|Davies, Alfred (Carmarthen)||Macnamara, Dr. Thomas J.||Smith, Samuel (Flint)|
|Delany, William||Mappin, Sir Frederick Thorpe||Soames, Arthur Wellesley|
|Dilke, Rt. Hon. Sir Charles||Markham, Arthur Basil||Spencer, Rt. Hn C R (Northants|
|Dogan, P. C.||Mooney, John J.||Strachey, Edward|
|Duffy, William J.||Morley, Rt. Hn. J. (Montrose)||Sullivan, Donal|
|Dunn, Sir William||Murphy, J.||Thomas, A. (Glamorgan, E.)|
|Emmott, Alfred||Nannetti, Joseph P.||Thomas, Davis Alfred (Merth'r)|
|Efrench, Peter||Nolan, Joseph (Louth, South)||Trevelyan, Charles Philips|
|Flavin, Michael Joseph||Norman, Henry||Ure, Alexander|
|Flynn, James Christopher||Norton, Capt. Cecil William||Warner, Thomas Courtenay T.|
|Foster, Sir Walter (Derby Co.)||O'Brien, James F. X. (Cork)||White, Patrick (Meath, North)|
|Gilhooly, James||O'Brien, Kendal (Tipper'ry Mid||Whiteley, George (York, W. R.)|
|Gladstone, Rt. Hon. Herbert J.||O'Brien, Patrick (Kilkenny)||Whittaker, Thomas Palmer|
|Goddard, Daniel Ford||O'Connor, James (Wicklow, W.||Williams, Osmond (Merioneth)|
|Grant, Corrie||O'Dowd, John||Yoxall, James Henry|
|Harwood, George||O'Kelly, James (Roscommon, N|
|Hayden, John Patrick||O'Malley, William||TELLERS FOR THE NOES—Mr. Herbert Lewis and Mr. Jacoby.|
|Hayne, Rt. Hn. Charles Seale-||Pirie, Duncan V.|
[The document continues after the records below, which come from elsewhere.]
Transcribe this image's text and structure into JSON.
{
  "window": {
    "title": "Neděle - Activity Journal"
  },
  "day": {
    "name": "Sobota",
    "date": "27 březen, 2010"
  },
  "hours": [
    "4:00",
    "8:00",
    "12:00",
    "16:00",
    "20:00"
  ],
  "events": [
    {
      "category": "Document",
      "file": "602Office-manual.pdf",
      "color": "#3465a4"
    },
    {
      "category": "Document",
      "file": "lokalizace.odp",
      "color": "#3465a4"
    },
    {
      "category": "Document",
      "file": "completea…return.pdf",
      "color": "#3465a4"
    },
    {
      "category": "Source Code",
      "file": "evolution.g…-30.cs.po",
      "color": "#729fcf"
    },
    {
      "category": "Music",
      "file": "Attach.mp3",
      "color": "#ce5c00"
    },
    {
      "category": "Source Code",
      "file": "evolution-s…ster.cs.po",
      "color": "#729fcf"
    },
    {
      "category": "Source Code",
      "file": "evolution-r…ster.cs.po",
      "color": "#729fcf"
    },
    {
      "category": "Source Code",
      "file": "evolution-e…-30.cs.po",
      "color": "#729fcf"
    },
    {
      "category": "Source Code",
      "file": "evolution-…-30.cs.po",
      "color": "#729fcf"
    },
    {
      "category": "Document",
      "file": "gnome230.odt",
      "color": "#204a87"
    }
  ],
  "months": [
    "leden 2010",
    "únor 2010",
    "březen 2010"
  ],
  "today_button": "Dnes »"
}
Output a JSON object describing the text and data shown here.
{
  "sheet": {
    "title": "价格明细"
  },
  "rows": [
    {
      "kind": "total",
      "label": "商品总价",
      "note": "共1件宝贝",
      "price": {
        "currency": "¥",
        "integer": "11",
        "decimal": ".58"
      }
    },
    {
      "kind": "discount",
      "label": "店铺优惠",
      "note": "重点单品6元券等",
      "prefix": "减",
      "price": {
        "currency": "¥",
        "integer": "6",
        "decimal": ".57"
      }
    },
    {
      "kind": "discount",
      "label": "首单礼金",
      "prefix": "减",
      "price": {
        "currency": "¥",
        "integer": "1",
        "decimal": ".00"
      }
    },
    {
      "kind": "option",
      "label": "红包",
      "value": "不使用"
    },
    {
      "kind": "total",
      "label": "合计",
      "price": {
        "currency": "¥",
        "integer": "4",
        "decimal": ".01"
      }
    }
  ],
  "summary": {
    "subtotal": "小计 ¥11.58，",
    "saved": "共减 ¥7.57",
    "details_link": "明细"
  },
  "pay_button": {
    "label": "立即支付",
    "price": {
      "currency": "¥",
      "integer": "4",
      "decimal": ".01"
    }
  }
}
|Hobhouse, C. E. H. (Bristol, E.)||Power, Patrick Joseph|
|Holland, William Henry||Rea, Russell|
Main Question again proposed.